Fig. 4. Split footboard.
Most pedals feature a split footboard design (Fig. 4) in which a longer front section and smaller heel plate are joined at a hinge. But some drummers prefer pedals that feature a single long footboard (commonly referred to as a “longboard”) hinged behind the heel (Fig. 5). Early longboard examples include Ludwig’s 1950s-era Speedmaster and Premier’s model 252. This design was more recently reintroduced in the popular Axis A series Longboard pedals and has also been adopted by Trick, Sleishman’s Twin Pedal, and Pearl’s Demon Eliminator, to name a few.
Fig. 5. Longboard.
Longboard pedals offer a lighter and more responsive action and have become popular with speed metal drummers who want the quickest pedal underfoot, as well as players who employ a heel-toe technique, which is much easier to execute on a longboard.
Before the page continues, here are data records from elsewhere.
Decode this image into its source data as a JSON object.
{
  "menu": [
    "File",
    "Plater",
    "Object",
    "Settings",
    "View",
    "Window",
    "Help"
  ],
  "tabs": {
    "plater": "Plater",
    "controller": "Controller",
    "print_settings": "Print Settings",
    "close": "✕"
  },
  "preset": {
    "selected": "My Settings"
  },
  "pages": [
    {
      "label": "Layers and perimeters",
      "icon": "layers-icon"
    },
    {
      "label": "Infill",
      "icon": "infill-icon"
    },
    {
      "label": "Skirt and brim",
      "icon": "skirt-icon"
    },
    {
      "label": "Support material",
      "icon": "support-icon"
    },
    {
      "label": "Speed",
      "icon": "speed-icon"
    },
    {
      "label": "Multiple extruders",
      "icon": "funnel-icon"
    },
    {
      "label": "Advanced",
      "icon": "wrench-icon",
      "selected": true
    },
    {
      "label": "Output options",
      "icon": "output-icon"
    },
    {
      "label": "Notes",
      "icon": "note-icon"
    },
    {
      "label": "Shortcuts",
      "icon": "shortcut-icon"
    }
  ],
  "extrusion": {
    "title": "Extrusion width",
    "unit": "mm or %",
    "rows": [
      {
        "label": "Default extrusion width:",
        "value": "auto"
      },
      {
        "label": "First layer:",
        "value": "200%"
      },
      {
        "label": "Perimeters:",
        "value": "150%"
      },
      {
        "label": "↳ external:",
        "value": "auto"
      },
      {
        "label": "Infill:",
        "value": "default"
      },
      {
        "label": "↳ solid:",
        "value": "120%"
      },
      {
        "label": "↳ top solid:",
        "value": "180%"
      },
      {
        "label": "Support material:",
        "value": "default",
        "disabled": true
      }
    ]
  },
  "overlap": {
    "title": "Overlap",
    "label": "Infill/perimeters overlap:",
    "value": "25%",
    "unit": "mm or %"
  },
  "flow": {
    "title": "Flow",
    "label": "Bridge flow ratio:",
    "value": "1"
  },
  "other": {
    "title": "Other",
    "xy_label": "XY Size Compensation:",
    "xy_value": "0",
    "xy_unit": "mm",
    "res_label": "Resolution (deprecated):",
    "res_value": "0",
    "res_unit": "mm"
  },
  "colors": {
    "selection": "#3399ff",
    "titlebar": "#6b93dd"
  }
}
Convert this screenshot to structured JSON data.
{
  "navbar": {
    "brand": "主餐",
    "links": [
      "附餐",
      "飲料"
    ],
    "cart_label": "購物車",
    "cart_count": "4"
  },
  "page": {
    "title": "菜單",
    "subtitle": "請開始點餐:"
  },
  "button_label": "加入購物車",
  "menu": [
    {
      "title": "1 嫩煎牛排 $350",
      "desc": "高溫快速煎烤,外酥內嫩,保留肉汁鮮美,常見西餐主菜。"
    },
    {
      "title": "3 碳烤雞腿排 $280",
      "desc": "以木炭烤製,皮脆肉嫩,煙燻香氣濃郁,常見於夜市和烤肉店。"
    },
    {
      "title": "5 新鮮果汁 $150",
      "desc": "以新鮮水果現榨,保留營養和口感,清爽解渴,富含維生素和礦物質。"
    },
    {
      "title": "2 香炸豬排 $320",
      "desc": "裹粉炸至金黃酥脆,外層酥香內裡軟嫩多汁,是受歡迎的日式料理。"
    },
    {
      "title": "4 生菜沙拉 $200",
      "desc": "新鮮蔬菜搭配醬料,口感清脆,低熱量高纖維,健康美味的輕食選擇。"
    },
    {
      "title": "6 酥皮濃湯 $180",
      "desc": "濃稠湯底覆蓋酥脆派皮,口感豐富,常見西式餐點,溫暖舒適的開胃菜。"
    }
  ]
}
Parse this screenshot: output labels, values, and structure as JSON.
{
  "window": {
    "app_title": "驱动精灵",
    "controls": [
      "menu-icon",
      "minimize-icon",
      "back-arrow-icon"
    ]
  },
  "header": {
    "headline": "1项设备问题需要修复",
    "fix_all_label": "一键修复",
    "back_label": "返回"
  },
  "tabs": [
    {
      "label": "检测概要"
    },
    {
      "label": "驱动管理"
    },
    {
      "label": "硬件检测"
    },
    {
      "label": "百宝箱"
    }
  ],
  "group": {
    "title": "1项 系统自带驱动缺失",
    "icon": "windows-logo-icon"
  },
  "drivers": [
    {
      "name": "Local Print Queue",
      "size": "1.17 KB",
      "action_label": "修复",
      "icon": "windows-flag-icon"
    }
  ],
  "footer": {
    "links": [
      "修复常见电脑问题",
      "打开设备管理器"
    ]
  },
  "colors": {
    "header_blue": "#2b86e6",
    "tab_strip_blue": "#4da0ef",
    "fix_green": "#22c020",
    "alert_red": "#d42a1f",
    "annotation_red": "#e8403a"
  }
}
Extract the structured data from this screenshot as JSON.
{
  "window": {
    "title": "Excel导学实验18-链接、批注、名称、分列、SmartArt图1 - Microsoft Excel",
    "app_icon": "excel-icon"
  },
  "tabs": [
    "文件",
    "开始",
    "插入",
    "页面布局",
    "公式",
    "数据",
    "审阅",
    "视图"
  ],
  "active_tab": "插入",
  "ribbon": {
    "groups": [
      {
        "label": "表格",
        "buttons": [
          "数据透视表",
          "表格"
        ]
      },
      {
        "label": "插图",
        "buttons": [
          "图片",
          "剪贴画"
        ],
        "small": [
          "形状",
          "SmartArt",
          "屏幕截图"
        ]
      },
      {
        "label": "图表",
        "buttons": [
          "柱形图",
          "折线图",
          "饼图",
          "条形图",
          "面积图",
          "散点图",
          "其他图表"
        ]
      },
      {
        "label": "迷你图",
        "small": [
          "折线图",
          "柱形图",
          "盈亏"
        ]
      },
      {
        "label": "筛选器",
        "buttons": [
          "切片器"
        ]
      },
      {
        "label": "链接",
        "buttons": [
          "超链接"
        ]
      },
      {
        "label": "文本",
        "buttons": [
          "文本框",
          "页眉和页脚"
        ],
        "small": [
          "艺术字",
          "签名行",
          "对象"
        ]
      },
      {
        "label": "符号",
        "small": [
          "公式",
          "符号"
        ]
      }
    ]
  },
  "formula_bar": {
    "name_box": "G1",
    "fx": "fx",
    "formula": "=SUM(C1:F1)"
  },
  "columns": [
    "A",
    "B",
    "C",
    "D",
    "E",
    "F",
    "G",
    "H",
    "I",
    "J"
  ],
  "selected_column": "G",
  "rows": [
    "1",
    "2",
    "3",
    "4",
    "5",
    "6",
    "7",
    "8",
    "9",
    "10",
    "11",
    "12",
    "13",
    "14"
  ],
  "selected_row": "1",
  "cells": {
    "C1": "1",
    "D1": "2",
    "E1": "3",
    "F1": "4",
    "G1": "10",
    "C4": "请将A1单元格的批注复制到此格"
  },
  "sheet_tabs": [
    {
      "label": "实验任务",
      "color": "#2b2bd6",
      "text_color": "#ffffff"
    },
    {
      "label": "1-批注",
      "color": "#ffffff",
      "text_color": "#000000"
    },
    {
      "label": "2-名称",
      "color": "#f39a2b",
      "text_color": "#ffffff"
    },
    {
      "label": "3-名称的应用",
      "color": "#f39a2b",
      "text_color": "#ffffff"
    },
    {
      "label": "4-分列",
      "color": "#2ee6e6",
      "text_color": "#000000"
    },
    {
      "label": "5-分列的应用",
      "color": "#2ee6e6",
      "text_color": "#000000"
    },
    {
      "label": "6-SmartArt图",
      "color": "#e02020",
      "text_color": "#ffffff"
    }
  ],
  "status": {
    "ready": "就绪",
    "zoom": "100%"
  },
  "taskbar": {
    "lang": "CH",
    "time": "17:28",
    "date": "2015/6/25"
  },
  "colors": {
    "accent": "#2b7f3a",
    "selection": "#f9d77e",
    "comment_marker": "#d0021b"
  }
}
However, drummers who want more volume and power may prefer the sturdiness of a split board design. While Axis and Trick allow you to choose between a split and long footboard, Pearl’s Demon Drive can be converted from one type to the other. Ludwig’s classic Speed King offers yet another variation on a convertible footboard, with its swiveling heel plate.
Some drummers consider the footboard’s texture to be as important as any other attribute of a pedal. If you play barefooted or in your socks, a footboard with a lot of texture (such as raised logos, large stylish holes, and texture bumps) may not feel as comfortable as a smoother one. And if you use a bass drum technique like Dave Weckl’s, where you slide your foot forward to play double and triple strokes, excessive surface texture can inhibit your ability to play well.
Fig. 6. A round cam.
On most pedals, a cam (Fig. 6) marries the beater assembly to the footboard using a linkage such as a chain or strap. The shape of the cam, along with pedal tension, has the greatest impact on a pedal’s action. A perfectly round-shaped cam yields a fairly predictable response – what you give is pretty much what you get. But like the gears on a bike, a larger round cam will turn more easily and feel lighter than a smaller one.
Another common shape is an oval or oblong cam, which results in a quicker action and louder note. While this shape may require a bit more effort to initiate motion, it actually seems to accelerate once you get it going. The differences between the two shapes can be subtle to the eye, although your feet will easily notice the differences.
The interchangeable cam design of Pearl’s Eliminator Pedal offers a clever way of achieving multiple feels on one pedal. Each cam is made of a different-colored plastic (for quick identification) and has a different shape that corresponds to a unique feel. This enables a drummer who plays a loud rock gig on one night and an acoustic gig on another to switch cams from an aggressive, accelerating cam to a large linear cam that’s easier to control at lower volumes.
Certain high-end pedals like Axis or Pearl’s Demon Eliminator feature another way to simulate a variety of feels. Instead of switching cams, they vary the point on the cam from which the beater is pulled, giving the pedal either a lighter or heavier feel. The Demon Eliminator offers two points to attach the drive rod while the Axis has a variable drive adjustment that allows for a wide range of settings.